* Extracted records
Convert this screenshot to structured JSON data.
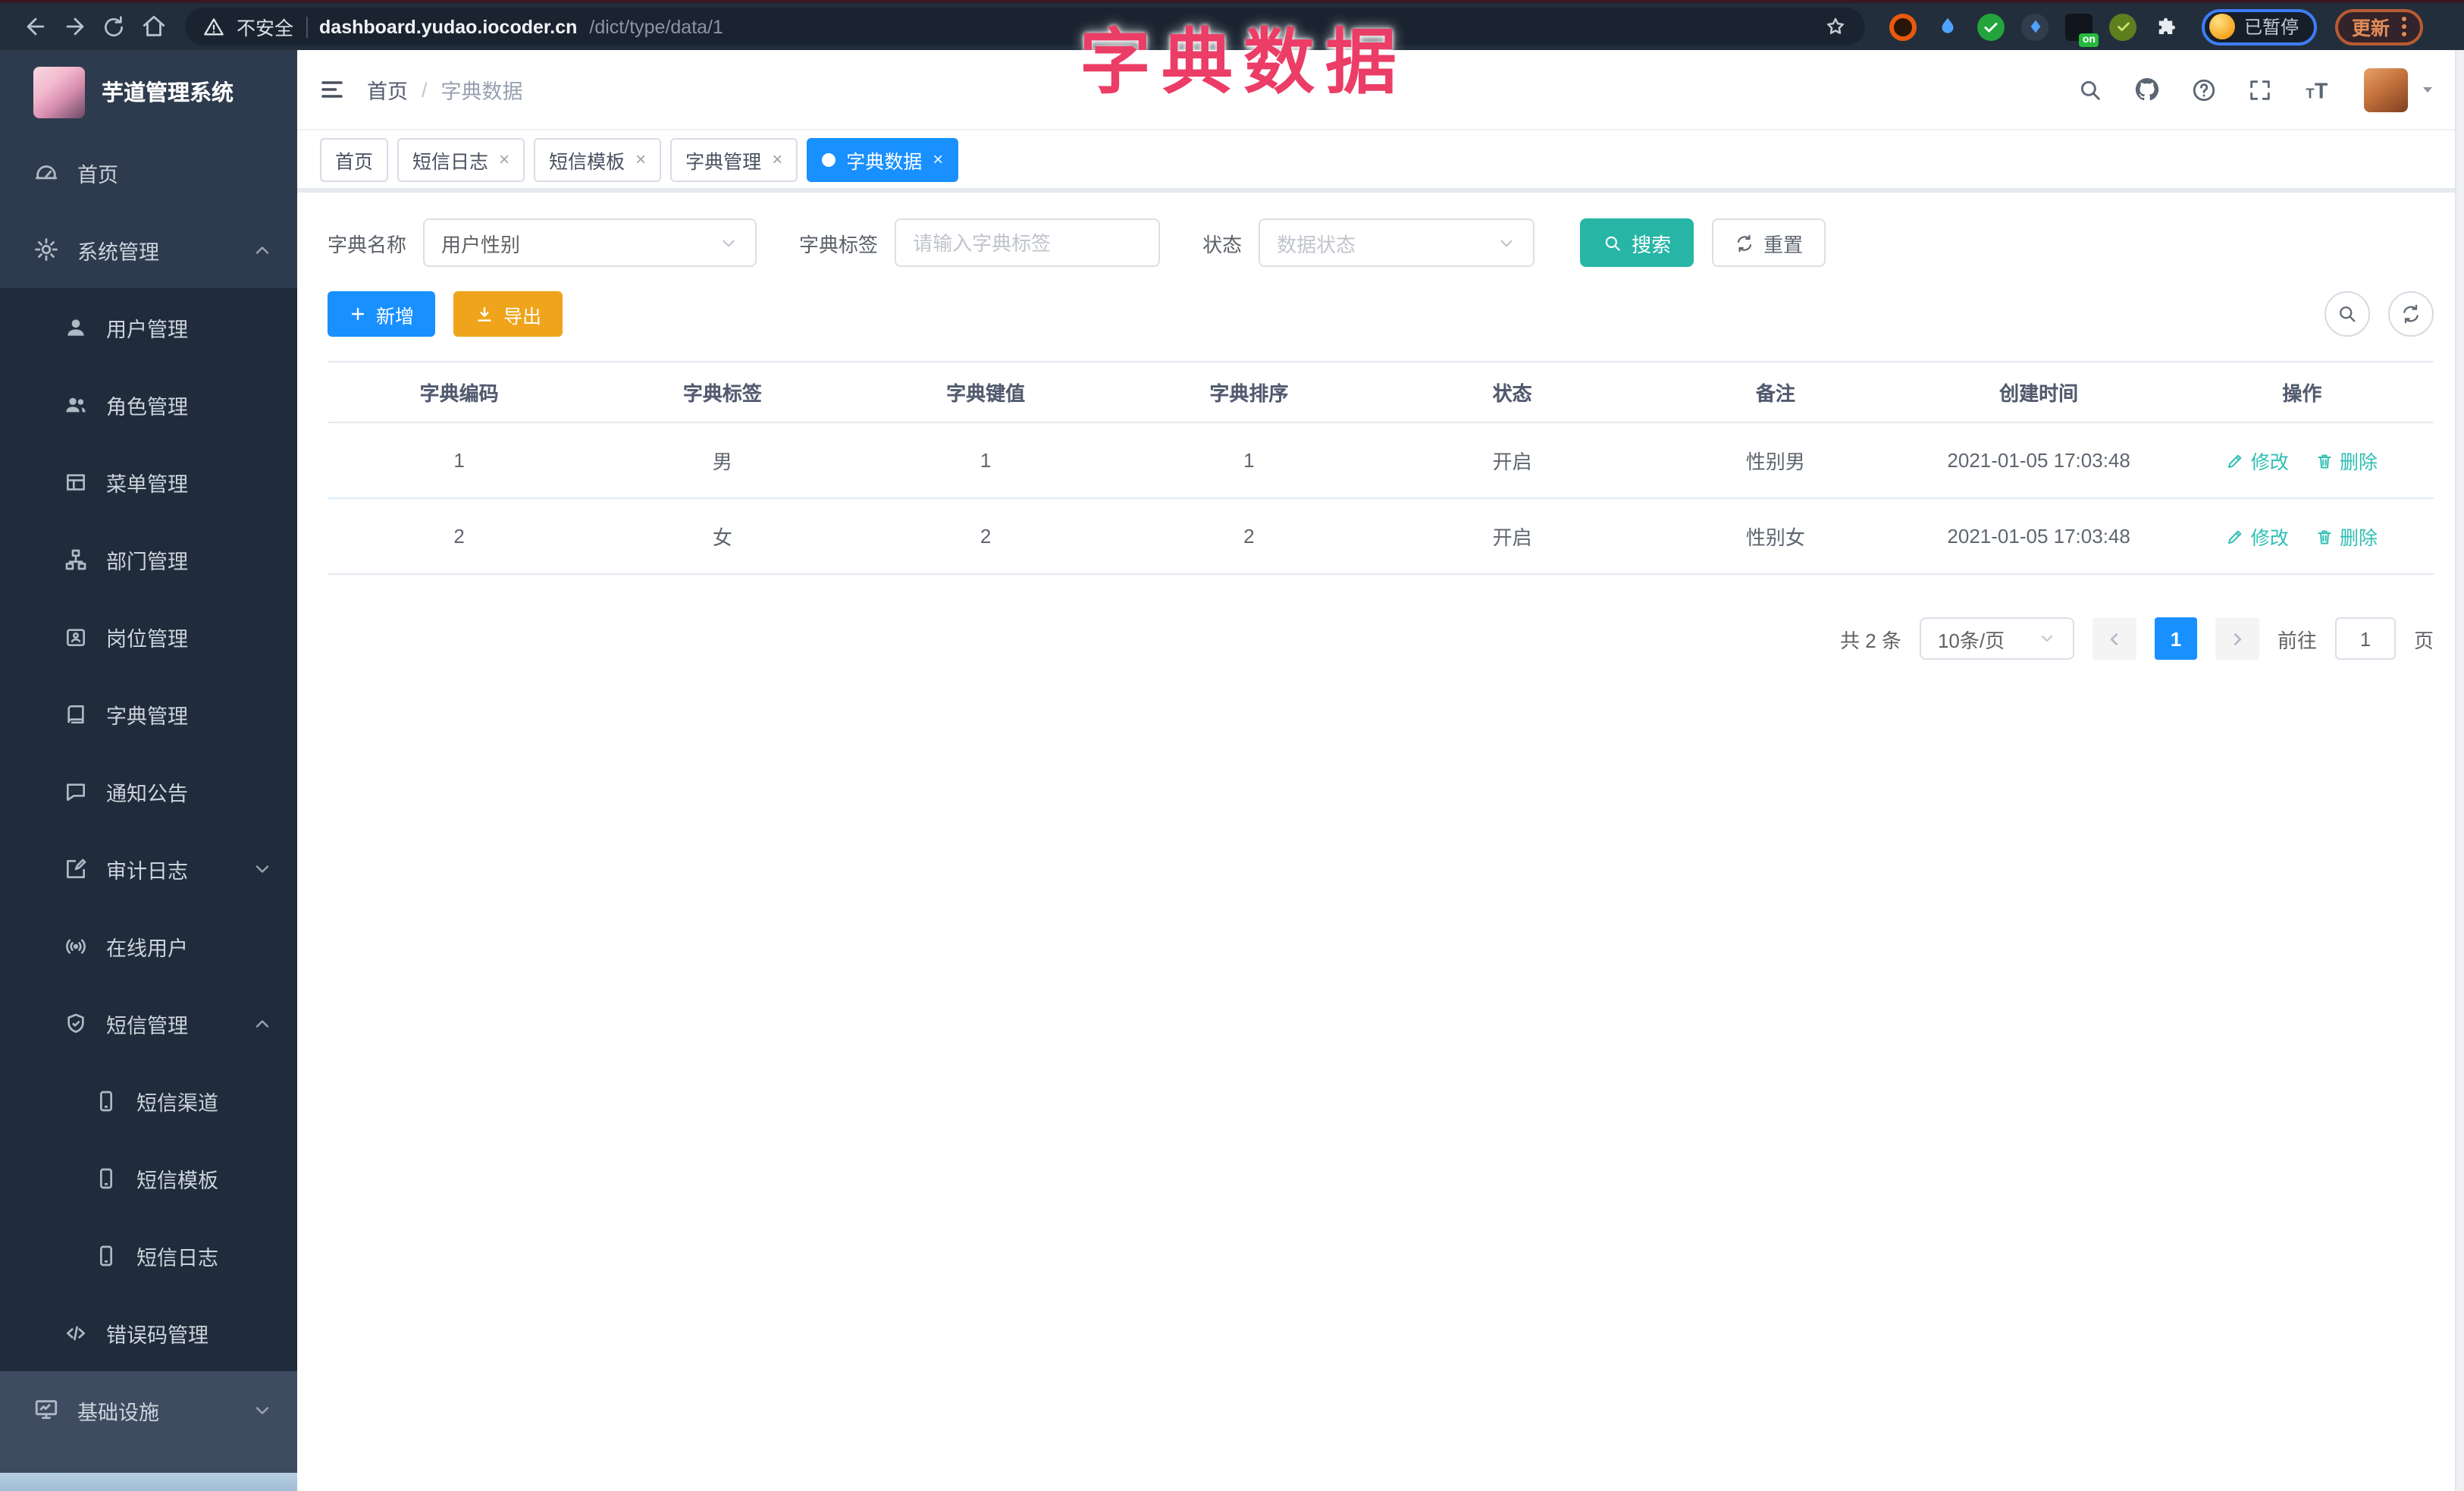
{
  "colors": {
    "accent_blue": "#1890ff",
    "search_teal": "#27b5a6",
    "export_orange": "#efa41b",
    "overlay_pink": "#eb3d66",
    "action_link_teal": "#2fbfb3",
    "chrome_bg": "#222e3b",
    "sidebar_bg": "#202c3b",
    "sidebar_top_bg": "#2e3b4e",
    "sidebar_infra_bg": "#3f4b61"
  },
  "overlay": {
    "title": "字典数据"
  },
  "browser": {
    "not_secure": "不安全",
    "url_host": "dashboard.yudao.iocoder.cn",
    "url_path": "/dict/type/data/1",
    "nav_icons": [
      "back-arrow-icon",
      "forward-arrow-icon",
      "reload-icon",
      "home-icon"
    ],
    "star_icon": "bookmark-star-icon",
    "extension_icons": [
      "orange-ring-extension-icon",
      "blue-drop-extension-icon",
      "green-check-extension-icon",
      "chart-extension-icon",
      "on-badge-extension-icon",
      "lime-extension-icon",
      "puzzle-extensions-icon"
    ],
    "on_badge": "on",
    "profile_status": "已暂停",
    "update_button": "更新"
  },
  "sidebar": {
    "logo_title": "芋道管理系统",
    "items": [
      {
        "label": "首页",
        "icon": "gauge-icon"
      },
      {
        "label": "系统管理",
        "icon": "gear-icon",
        "arrow": "up"
      },
      {
        "label": "用户管理",
        "icon": "user-icon"
      },
      {
        "label": "角色管理",
        "icon": "users-icon"
      },
      {
        "label": "菜单管理",
        "icon": "list-icon"
      },
      {
        "label": "部门管理",
        "icon": "org-tree-icon"
      },
      {
        "label": "岗位管理",
        "icon": "badge-icon"
      },
      {
        "label": "字典管理",
        "icon": "book-icon"
      },
      {
        "label": "通知公告",
        "icon": "chat-icon"
      },
      {
        "label": "审计日志",
        "icon": "edit-square-icon",
        "arrow": "down"
      },
      {
        "label": "在线用户",
        "icon": "online-icon"
      },
      {
        "label": "短信管理",
        "icon": "shield-check-icon",
        "arrow": "up"
      },
      {
        "label": "短信渠道",
        "icon": "phone-icon"
      },
      {
        "label": "短信模板",
        "icon": "phone-icon"
      },
      {
        "label": "短信日志",
        "icon": "phone-icon"
      },
      {
        "label": "错误码管理",
        "icon": "code-icon"
      },
      {
        "label": "基础设施",
        "icon": "monitor-icon",
        "arrow": "down"
      }
    ]
  },
  "header": {
    "breadcrumb_home": "首页",
    "breadcrumb_sep": "/",
    "breadcrumb_current": "字典数据",
    "icons": [
      "search-icon",
      "github-icon",
      "help-icon",
      "fullscreen-icon",
      "font-size-icon",
      "avatar",
      "caret-down-icon"
    ]
  },
  "tabs": [
    {
      "label": "首页",
      "closable": false,
      "active": false
    },
    {
      "label": "短信日志",
      "closable": true,
      "active": false
    },
    {
      "label": "短信模板",
      "closable": true,
      "active": false
    },
    {
      "label": "字典管理",
      "closable": true,
      "active": false
    },
    {
      "label": "字典数据",
      "closable": true,
      "active": true
    }
  ],
  "tab_close_glyph": "×",
  "filters": {
    "dict_name_label": "字典名称",
    "dict_name_value": "用户性别",
    "dict_tag_label": "字典标签",
    "dict_tag_placeholder": "请输入字典标签",
    "status_label": "状态",
    "status_placeholder": "数据状态",
    "search_button": "搜索",
    "reset_button": "重置"
  },
  "toolbar": {
    "add_button": "新增",
    "export_button": "导出"
  },
  "table": {
    "headers": [
      "字典编码",
      "字典标签",
      "字典键值",
      "字典排序",
      "状态",
      "备注",
      "创建时间",
      "操作"
    ],
    "rows": [
      {
        "code": "1",
        "label": "男",
        "value": "1",
        "sort": "1",
        "status": "开启",
        "remark": "性别男",
        "created": "2021-01-05 17:03:48"
      },
      {
        "code": "2",
        "label": "女",
        "value": "2",
        "sort": "2",
        "status": "开启",
        "remark": "性别女",
        "created": "2021-01-05 17:03:48"
      }
    ],
    "edit_action": "修改",
    "delete_action": "删除"
  },
  "pagination": {
    "total": "共 2 条",
    "page_size": "10条/页",
    "current_page": "1",
    "goto_label": "前往",
    "goto_value": "1",
    "page_suffix": "页"
  }
}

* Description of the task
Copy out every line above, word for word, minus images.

* Task output
Convert this screenshot to structured JSON data.
{
  "colors": {
    "accent_blue": "#1890ff",
    "search_teal": "#27b5a6",
    "export_orange": "#efa41b",
    "overlay_pink": "#eb3d66",
    "action_link_teal": "#2fbfb3",
    "chrome_bg": "#222e3b",
    "sidebar_bg": "#202c3b",
    "sidebar_top_bg": "#2e3b4e",
    "sidebar_infra_bg": "#3f4b61"
  },
  "overlay": {
    "title": "字典数据"
  },
  "browser": {
    "not_secure": "不安全",
    "url_host": "dashboard.yudao.iocoder.cn",
    "url_path": "/dict/type/data/1",
    "nav_icons": [
      "back-arrow-icon",
      "forward-arrow-icon",
      "reload-icon",
      "home-icon"
    ],
    "star_icon": "bookmark-star-icon",
    "extension_icons": [
      "orange-ring-extension-icon",
      "blue-drop-extension-icon",
      "green-check-extension-icon",
      "chart-extension-icon",
      "on-badge-extension-icon",
      "lime-extension-icon",
      "puzzle-extensions-icon"
    ],
    "on_badge": "on",
    "profile_status": "已暂停",
    "update_button": "更新"
  },
  "sidebar": {
    "logo_title": "芋道管理系统",
    "items": [
      {
        "label": "首页",
        "icon": "gauge-icon"
      },
      {
        "label": "系统管理",
        "icon": "gear-icon",
        "arrow": "up"
      },
      {
        "label": "用户管理",
        "icon": "user-icon"
      },
      {
        "label": "角色管理",
        "icon": "users-icon"
      },
      {
        "label": "菜单管理",
        "icon": "list-icon"
      },
      {
        "label": "部门管理",
        "icon": "org-tree-icon"
      },
      {
        "label": "岗位管理",
        "icon": "badge-icon"
      },
      {
        "label": "字典管理",
        "icon": "book-icon"
      },
      {
        "label": "通知公告",
        "icon": "chat-icon"
      },
      {
        "label": "审计日志",
        "icon": "edit-square-icon",
        "arrow": "down"
      },
      {
        "label": "在线用户",
        "icon": "online-icon"
      },
      {
        "label": "短信管理",
        "icon": "shield-check-icon",
        "arrow": "up"
      },
      {
        "label": "短信渠道",
        "icon": "phone-icon"
      },
      {
        "label": "短信模板",
        "icon": "phone-icon"
      },
      {
        "label": "短信日志",
        "icon": "phone-icon"
      },
      {
        "label": "错误码管理",
        "icon": "code-icon"
      },
      {
        "label": "基础设施",
        "icon": "monitor-icon",
        "arrow": "down"
      }
    ]
  },
  "header": {
    "breadcrumb_home": "首页",
    "breadcrumb_sep": "/",
    "breadcrumb_current": "字典数据",
    "icons": [
      "search-icon",
      "github-icon",
      "help-icon",
      "fullscreen-icon",
      "font-size-icon",
      "avatar",
      "caret-down-icon"
    ]
  },
  "tabs": [
    {
      "label": "首页",
      "closable": false,
      "active": false
    },
    {
      "label": "短信日志",
      "closable": true,
      "active": false
    },
    {
      "label": "短信模板",
      "closable": true,
      "active": false
    },
    {
      "label": "字典管理",
      "closable": true,
      "active": false
    },
    {
      "label": "字典数据",
      "closable": true,
      "active": true
    }
  ],
  "tab_close_glyph": "×",
  "filters": {
    "dict_name_label": "字典名称",
    "dict_name_value": "用户性别",
    "dict_tag_label": "字典标签",
    "dict_tag_placeholder": "请输入字典标签",
    "status_label": "状态",
    "status_placeholder": "数据状态",
    "search_button": "搜索",
    "reset_button": "重置"
  },
  "toolbar": {
    "add_button": "新增",
    "export_button": "导出"
  },
  "table": {
    "headers": [
      "字典编码",
      "字典标签",
      "字典键值",
      "字典排序",
      "状态",
      "备注",
      "创建时间",
      "操作"
    ],
    "rows": [
      {
        "code": "1",
        "label": "男",
        "value": "1",
        "sort": "1",
        "status": "开启",
        "remark": "性别男",
        "created": "2021-01-05 17:03:48"
      },
      {
        "code": "2",
        "label": "女",
        "value": "2",
        "sort": "2",
        "status": "开启",
        "remark": "性别女",
        "created": "2021-01-05 17:03:48"
      }
    ],
    "edit_action": "修改",
    "delete_action": "删除"
  },
  "pagination": {
    "total": "共 2 条",
    "page_size": "10条/页",
    "current_page": "1",
    "goto_label": "前往",
    "goto_value": "1",
    "page_suffix": "页"
  }
}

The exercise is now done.